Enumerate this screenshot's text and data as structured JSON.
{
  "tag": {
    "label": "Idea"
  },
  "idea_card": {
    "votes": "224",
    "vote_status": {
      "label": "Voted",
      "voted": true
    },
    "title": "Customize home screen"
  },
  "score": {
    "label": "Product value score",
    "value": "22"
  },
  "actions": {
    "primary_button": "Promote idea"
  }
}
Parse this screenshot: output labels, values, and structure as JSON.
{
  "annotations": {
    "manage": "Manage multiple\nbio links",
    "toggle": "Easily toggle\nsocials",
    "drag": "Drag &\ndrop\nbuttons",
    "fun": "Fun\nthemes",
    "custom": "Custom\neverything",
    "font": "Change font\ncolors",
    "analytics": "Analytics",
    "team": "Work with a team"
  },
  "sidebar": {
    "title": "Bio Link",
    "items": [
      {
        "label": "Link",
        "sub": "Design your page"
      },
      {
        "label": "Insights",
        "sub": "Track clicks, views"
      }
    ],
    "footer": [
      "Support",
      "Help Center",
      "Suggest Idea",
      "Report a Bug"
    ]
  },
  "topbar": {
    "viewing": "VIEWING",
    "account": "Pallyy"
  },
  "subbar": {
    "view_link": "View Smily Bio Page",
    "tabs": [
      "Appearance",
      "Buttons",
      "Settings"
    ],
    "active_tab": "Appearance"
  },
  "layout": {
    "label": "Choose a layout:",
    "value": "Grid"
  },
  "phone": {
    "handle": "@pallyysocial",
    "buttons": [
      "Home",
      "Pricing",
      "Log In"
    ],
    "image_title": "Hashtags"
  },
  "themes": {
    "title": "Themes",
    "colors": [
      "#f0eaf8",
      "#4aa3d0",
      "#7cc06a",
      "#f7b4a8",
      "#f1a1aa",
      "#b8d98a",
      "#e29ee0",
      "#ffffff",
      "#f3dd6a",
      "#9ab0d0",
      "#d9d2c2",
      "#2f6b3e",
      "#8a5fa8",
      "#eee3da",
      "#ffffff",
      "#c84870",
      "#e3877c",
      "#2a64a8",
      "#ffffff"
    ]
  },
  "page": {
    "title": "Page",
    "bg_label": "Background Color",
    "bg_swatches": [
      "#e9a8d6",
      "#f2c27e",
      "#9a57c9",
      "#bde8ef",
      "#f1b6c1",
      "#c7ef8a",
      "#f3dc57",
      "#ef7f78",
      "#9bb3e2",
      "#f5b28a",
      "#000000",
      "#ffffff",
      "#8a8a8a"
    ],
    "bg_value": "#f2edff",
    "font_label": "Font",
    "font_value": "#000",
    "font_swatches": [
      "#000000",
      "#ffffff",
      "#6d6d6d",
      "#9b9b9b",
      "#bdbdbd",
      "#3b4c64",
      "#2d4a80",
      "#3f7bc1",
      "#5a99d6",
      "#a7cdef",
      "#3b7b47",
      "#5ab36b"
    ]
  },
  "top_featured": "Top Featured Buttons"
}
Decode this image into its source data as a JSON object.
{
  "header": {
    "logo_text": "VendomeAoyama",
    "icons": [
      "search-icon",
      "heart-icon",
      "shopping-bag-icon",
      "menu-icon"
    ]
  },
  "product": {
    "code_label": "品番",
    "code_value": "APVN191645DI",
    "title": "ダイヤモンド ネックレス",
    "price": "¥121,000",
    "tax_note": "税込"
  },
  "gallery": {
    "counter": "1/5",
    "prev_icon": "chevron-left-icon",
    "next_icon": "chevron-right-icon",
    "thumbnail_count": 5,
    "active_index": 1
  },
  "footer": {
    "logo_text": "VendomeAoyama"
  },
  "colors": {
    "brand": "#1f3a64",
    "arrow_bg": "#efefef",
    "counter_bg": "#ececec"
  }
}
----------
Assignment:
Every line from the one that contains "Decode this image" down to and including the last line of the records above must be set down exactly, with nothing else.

Expected output:
Decode this image into its source data as a JSON object.
{
  "header": {
    "logo_text": "VendomeAoyama",
    "icons": [
      "search-icon",
      "heart-icon",
      "shopping-bag-icon",
      "menu-icon"
    ]
  },
  "product": {
    "code_label": "品番",
    "code_value": "APVN191645DI",
    "title": "ダイヤモンド ネックレス",
    "price": "¥121,000",
    "tax_note": "税込"
  },
  "gallery": {
    "counter": "1/5",
    "prev_icon": "chevron-left-icon",
    "next_icon": "chevron-right-icon",
    "thumbnail_count": 5,
    "active_index": 1
  },
  "footer": {
    "logo_text": "VendomeAoyama"
  },
  "colors": {
    "brand": "#1f3a64",
    "arrow_bg": "#efefef",
    "counter_bg": "#ececec"
  }
}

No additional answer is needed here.